LONDON – According to conventional economic wisdom, free trade is good – so the freer the better. After all, steady trade liberalization in recent decades has clearly boosted economic growth in developed and developing countries alike. But, as Barry Eichengreen of the University of California at Berkeley notes, “just because economists agree doesn’t mean they’re right.” And even when economists are right about trade, that doesn’t stop vote-chasing politicians from ignoring their advice.
That is certainly true today. “One thing is now certain about the upcoming presidential election in the United States: the next president will not be a committed free trader,” Eichengreen writes. Hillary Clinton, the Democratic nominee, “is at best a lukewarm supporter of freer trade, and of the Trans-Pacific Partnership [TPP] in particular. Her Republican counterpart, Donald Trump, is downright hostile to trade deals that would throw open US markets,” promising to impose high import tariffs, particularly on Chinese goods.
Now add Britain’s referendum vote to leave the European Union (the world’s biggest trade bloc), the demise of the World Trade Organization’s Doha Development Round, and growing opposition to regional deals, and the increasingly fraught politics of trade becomes even more apparent. Clearly, if countries are to benefit from economic openness and avoid its pitfalls, several questions must be addressed.

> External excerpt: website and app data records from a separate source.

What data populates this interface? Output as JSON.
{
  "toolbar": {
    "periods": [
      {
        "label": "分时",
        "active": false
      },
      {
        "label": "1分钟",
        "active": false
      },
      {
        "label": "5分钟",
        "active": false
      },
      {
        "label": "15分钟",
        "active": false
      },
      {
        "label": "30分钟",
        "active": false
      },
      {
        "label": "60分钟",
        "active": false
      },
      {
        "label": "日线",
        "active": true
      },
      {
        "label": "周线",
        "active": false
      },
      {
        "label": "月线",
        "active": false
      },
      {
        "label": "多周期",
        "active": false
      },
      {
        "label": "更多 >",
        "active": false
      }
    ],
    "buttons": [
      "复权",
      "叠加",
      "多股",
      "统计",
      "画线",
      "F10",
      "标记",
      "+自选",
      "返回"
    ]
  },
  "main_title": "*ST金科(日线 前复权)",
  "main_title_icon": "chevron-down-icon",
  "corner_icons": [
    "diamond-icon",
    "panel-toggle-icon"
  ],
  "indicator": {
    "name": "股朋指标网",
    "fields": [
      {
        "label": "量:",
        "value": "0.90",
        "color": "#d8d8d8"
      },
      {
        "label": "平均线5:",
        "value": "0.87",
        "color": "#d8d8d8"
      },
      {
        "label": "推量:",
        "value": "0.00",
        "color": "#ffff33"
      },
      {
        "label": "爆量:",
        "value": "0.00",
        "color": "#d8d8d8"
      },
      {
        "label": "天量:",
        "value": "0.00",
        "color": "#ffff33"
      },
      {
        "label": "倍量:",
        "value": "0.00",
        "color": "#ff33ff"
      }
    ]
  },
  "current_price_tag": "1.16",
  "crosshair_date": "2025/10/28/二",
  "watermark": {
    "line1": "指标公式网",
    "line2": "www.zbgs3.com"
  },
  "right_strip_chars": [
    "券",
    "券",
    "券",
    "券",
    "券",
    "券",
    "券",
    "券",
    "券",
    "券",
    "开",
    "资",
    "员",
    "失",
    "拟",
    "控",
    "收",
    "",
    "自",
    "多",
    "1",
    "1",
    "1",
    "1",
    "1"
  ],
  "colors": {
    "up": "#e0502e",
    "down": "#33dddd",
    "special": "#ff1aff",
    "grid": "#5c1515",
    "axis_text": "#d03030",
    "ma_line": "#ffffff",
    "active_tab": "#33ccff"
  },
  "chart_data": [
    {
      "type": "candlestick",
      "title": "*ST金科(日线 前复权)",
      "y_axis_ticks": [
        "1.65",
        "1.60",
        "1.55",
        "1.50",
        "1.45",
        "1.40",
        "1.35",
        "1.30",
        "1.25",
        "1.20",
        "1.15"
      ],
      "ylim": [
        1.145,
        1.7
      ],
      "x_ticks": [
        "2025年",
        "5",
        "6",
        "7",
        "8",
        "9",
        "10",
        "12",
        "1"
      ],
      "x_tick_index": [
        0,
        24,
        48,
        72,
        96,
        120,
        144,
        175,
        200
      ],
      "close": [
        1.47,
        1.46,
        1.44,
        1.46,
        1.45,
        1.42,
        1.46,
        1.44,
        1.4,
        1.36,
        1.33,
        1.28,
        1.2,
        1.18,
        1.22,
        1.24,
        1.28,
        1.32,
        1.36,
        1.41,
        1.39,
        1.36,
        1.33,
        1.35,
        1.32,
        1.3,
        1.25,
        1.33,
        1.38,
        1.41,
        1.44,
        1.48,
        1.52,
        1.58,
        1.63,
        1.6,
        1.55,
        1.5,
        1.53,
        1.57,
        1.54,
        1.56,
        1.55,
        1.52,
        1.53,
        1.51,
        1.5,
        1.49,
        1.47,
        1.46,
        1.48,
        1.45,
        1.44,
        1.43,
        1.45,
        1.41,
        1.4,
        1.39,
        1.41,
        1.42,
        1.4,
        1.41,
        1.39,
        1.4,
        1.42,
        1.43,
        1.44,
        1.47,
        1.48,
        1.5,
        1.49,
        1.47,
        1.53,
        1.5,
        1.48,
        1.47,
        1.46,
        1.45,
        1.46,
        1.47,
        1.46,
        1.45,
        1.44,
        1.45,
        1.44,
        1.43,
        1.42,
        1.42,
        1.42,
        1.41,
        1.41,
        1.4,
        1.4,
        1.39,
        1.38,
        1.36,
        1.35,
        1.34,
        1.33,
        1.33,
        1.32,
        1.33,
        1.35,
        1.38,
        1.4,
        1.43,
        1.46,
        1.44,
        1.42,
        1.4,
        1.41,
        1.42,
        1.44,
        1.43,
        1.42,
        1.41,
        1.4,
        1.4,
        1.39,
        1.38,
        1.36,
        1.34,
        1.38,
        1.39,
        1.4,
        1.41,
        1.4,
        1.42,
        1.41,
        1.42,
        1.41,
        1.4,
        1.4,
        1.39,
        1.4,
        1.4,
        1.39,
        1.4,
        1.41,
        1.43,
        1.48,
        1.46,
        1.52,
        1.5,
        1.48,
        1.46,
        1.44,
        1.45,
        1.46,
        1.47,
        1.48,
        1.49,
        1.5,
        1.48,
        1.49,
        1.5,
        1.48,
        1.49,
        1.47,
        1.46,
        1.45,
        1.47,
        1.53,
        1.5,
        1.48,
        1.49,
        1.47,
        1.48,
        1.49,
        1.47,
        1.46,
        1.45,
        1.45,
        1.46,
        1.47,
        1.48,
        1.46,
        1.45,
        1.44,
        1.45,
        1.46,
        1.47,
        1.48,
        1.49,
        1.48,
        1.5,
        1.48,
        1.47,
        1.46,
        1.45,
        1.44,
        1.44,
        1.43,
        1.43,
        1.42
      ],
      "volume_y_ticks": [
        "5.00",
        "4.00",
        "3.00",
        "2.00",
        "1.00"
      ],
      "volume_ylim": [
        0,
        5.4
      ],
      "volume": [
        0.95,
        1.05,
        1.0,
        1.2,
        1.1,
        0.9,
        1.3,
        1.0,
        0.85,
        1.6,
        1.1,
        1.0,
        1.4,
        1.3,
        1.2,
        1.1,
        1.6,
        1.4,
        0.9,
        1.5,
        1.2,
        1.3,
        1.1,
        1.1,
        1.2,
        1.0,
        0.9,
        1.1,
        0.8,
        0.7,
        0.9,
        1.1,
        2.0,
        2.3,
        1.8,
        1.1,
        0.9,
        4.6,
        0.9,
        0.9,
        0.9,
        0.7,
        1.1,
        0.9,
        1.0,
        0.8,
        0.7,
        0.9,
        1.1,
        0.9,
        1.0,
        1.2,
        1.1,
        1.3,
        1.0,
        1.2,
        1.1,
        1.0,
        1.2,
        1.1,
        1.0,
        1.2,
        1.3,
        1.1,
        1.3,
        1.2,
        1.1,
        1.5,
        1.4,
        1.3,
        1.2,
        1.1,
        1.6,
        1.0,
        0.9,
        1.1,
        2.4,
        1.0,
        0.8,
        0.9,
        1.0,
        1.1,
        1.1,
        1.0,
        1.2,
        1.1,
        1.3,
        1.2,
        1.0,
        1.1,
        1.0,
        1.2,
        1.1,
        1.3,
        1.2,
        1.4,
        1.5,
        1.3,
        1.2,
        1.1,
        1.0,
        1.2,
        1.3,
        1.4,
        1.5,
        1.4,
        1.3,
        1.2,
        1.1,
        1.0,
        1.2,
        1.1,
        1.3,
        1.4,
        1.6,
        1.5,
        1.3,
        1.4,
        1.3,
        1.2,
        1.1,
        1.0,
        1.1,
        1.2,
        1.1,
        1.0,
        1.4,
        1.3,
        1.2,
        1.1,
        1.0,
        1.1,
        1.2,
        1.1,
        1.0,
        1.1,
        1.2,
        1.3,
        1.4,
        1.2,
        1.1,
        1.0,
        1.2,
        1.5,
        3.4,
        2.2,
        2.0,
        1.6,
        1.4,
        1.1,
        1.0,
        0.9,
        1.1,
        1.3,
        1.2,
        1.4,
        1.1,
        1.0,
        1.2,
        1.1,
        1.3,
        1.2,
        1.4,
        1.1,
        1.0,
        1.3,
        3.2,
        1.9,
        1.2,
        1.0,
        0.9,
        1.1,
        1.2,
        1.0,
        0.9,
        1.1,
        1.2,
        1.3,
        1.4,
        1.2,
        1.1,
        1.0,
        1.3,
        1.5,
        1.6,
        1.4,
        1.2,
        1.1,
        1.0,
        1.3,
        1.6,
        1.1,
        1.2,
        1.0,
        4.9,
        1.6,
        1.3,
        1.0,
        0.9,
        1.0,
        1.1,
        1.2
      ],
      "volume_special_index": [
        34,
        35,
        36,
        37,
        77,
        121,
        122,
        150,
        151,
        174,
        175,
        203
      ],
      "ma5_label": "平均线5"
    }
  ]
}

For starters, what remains of the argument – a staple of economic theory – that unrestricted trade benefits all? What should be included in trade agreements? And, perhaps most important, in view of surging electoral support for populist candidates favoring protectionism, what steps can political leaders take to encourage domestic support for trade liberalization?